A bright young star of Australian football, Elissia played representative football from the age of 11 and quickly ascended the ranks to become a Queensland Academy of Sport scholarship holder at the age of 13 and one of the youngest players to play in the Women’s National Soccer League (WNSL) at the age of 14.  Elissia played in the WNSL with the QLD Sting winning dual premierships and went on to become one of the youngest players selected in the first Young Matildas team in 2001 at the age of 16.  At 17, Elissia was selected for Australia to participate in the FIFA U19 Women’s World Cup in Canada where the team became the first Australian National Women’s Team to reach a quarter final of a major tournament.  Elissia was a late call-up under Adrian Santrac to join the Matildas for the Australia Cup tournament and was subsequently selected in the 26-player Olympic Squad for the Athens Olympics in 2004, although was not available for final selection due to injury. In the mid-2000s, Elissia joined Perth Glory in the newly formed W-League.

Elissia has been a National Premier League coach, is a mother, holds a degree in Health Science from the Queensland University of Technology and is a board member of Olympic FC, Brisbane.

Passionate about inclusion and diversity in sport and an avid sports lover, Elissia is currently a commentator and football analyst for the Sports Network and weekly radio show, The Global Game, alongside Simon Hill and Alex Brosque. 

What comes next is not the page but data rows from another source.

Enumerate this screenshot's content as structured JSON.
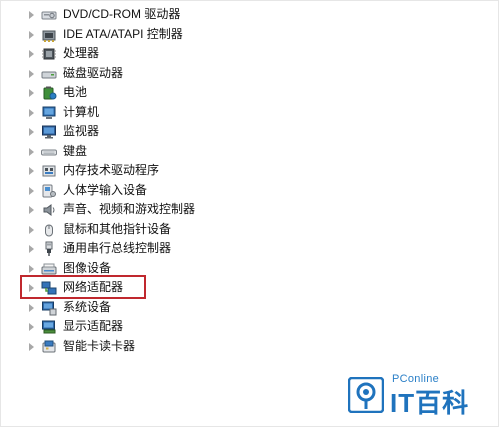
{
  "tree": {
    "items": [
      {
        "label": "DVD/CD-ROM 驱动器",
        "icon": "dvd-drive-icon"
      },
      {
        "label": "IDE ATA/ATAPI 控制器",
        "icon": "ide-controller-icon"
      },
      {
        "label": "处理器",
        "icon": "processor-icon"
      },
      {
        "label": "磁盘驱动器",
        "icon": "disk-drive-icon"
      },
      {
        "label": "电池",
        "icon": "battery-icon"
      },
      {
        "label": "计算机",
        "icon": "computer-icon"
      },
      {
        "label": "监视器",
        "icon": "monitor-icon"
      },
      {
        "label": "键盘",
        "icon": "keyboard-icon"
      },
      {
        "label": "内存技术驱动程序",
        "icon": "memory-driver-icon"
      },
      {
        "label": "人体学输入设备",
        "icon": "hid-icon"
      },
      {
        "label": "声音、视频和游戏控制器",
        "icon": "sound-icon"
      },
      {
        "label": "鼠标和其他指针设备",
        "icon": "mouse-icon"
      },
      {
        "label": "通用串行总线控制器",
        "icon": "usb-icon"
      },
      {
        "label": "图像设备",
        "icon": "imaging-device-icon"
      },
      {
        "label": "网络适配器",
        "icon": "network-adapter-icon",
        "highlighted": true
      },
      {
        "label": "系统设备",
        "icon": "system-device-icon"
      },
      {
        "label": "显示适配器",
        "icon": "display-adapter-icon"
      },
      {
        "label": "智能卡读卡器",
        "icon": "smart-card-reader-icon"
      }
    ]
  },
  "watermark": {
    "brand": "PConline",
    "name": "IT百科",
    "logo_icon": "pconline-logo-icon"
  },
  "colors": {
    "highlight_border": "#c0282e",
    "watermark_blue": "#1f73bd"
  }
}
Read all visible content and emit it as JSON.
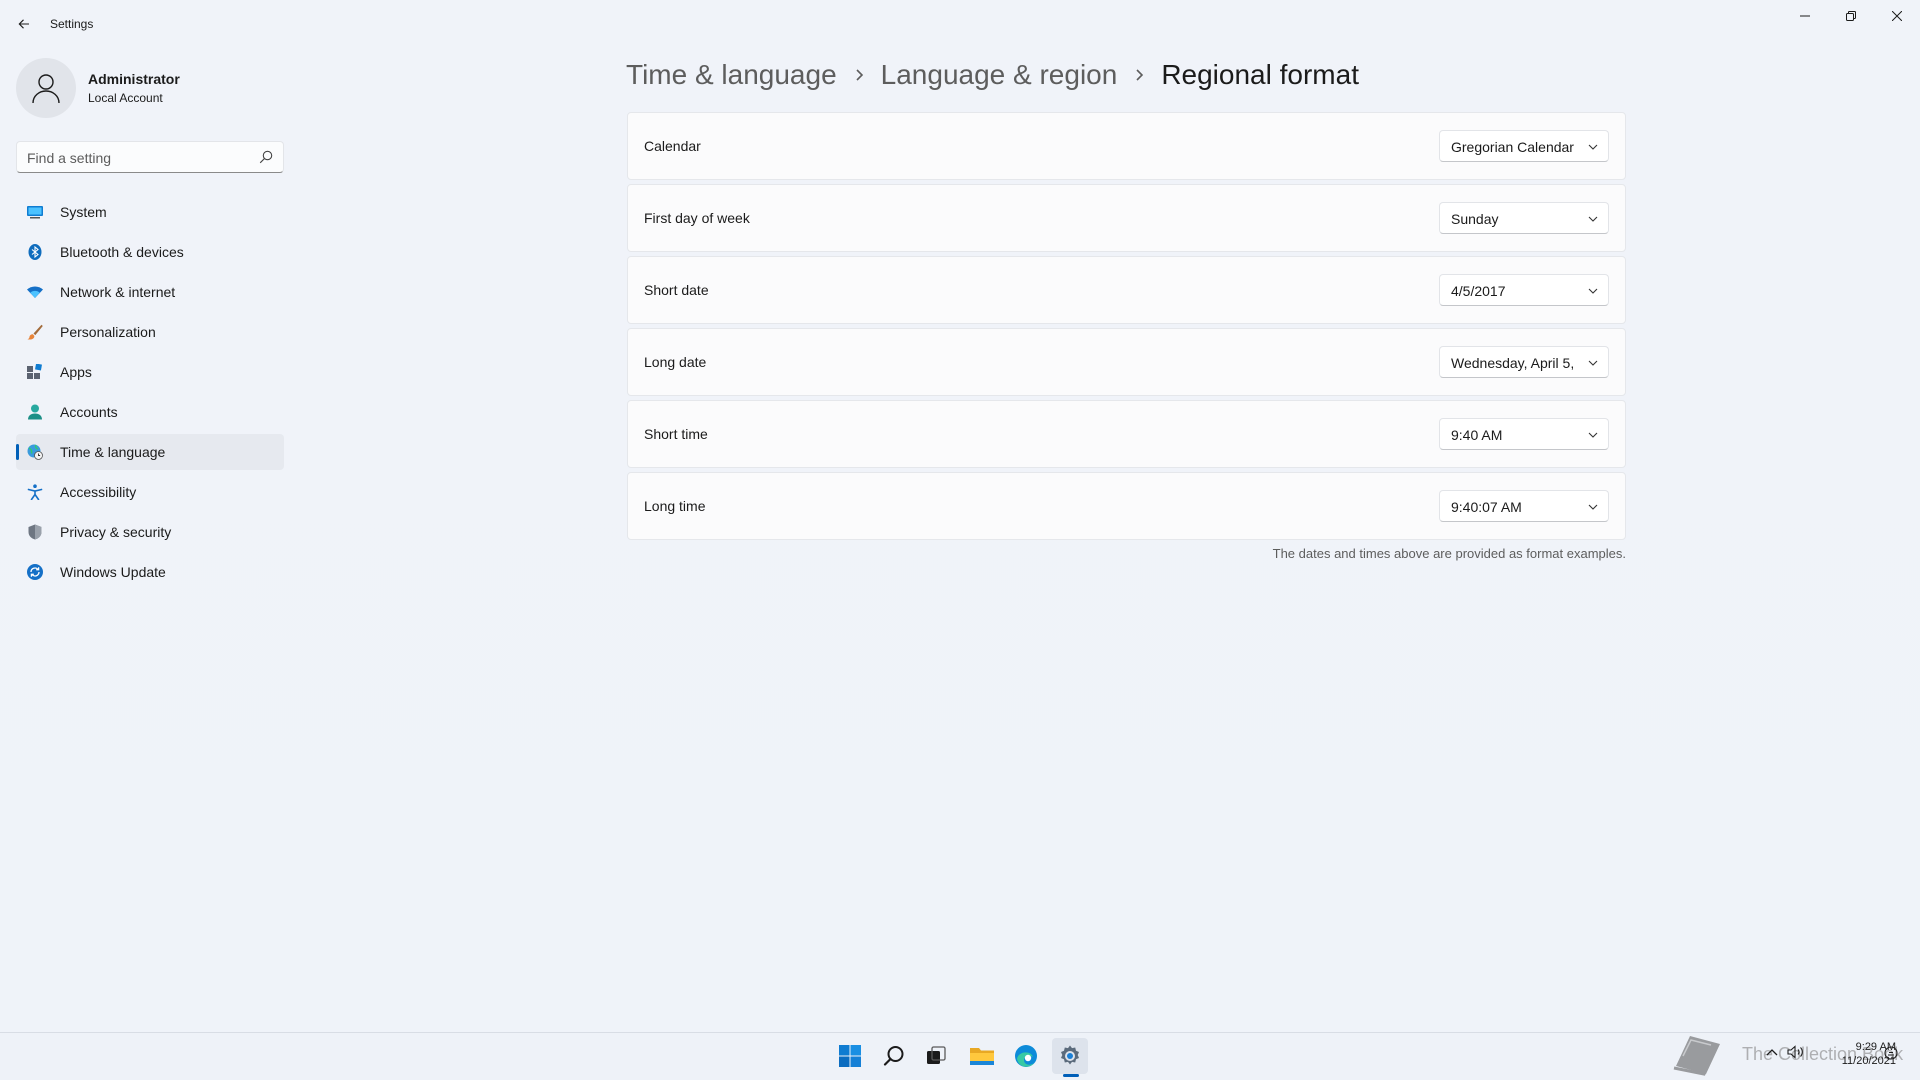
{
  "window": {
    "title": "Settings",
    "controls": {
      "minimize": "minimize-icon",
      "restore": "restore-icon",
      "close": "close-icon"
    }
  },
  "profile": {
    "name": "Administrator",
    "account_type": "Local Account"
  },
  "search": {
    "placeholder": "Find a setting",
    "value": ""
  },
  "sidebar": {
    "active": "Time & language",
    "items": [
      {
        "label": "System",
        "icon": "system-icon"
      },
      {
        "label": "Bluetooth & devices",
        "icon": "bluetooth-icon"
      },
      {
        "label": "Network & internet",
        "icon": "wifi-icon"
      },
      {
        "label": "Personalization",
        "icon": "brush-icon"
      },
      {
        "label": "Apps",
        "icon": "apps-icon"
      },
      {
        "label": "Accounts",
        "icon": "account-icon"
      },
      {
        "label": "Time & language",
        "icon": "globe-clock-icon"
      },
      {
        "label": "Accessibility",
        "icon": "accessibility-icon"
      },
      {
        "label": "Privacy & security",
        "icon": "shield-icon"
      },
      {
        "label": "Windows Update",
        "icon": "update-icon"
      }
    ]
  },
  "breadcrumb": [
    "Time & language",
    "Language & region",
    "Regional format"
  ],
  "settings": [
    {
      "label": "Calendar",
      "value": "Gregorian Calendar"
    },
    {
      "label": "First day of week",
      "value": "Sunday"
    },
    {
      "label": "Short date",
      "value": "4/5/2017"
    },
    {
      "label": "Long date",
      "value": "Wednesday, April 5,"
    },
    {
      "label": "Short time",
      "value": "9:40 AM"
    },
    {
      "label": "Long time",
      "value": "9:40:07 AM"
    }
  ],
  "footnote": "The dates and times above are provided as format examples.",
  "taskbar": {
    "apps": [
      "start-icon",
      "search-icon",
      "task-view-icon",
      "file-explorer-icon",
      "edge-icon",
      "settings-icon"
    ],
    "active_app": "settings-icon",
    "clock": {
      "time": "9:29 AM",
      "date": "11/20/2021"
    },
    "watermark": "The Collection Book"
  },
  "colors": {
    "accent": "#005fb8",
    "background": "#eff3f9",
    "card": "#fbfbfc"
  }
}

Most recently, Elissia brought her unique perspective and experience to her commentary role for the FIFA Women’s World Cup hosted by Australia and New Zealand, commentating over 24 matches around Australia.  From being part of the formative period in women’s football in this country, she was honoured to follow the trajectory of today’s players who stand on the “shoulders of many, many amazing players who have played and given the women’s game its formation and foundations…”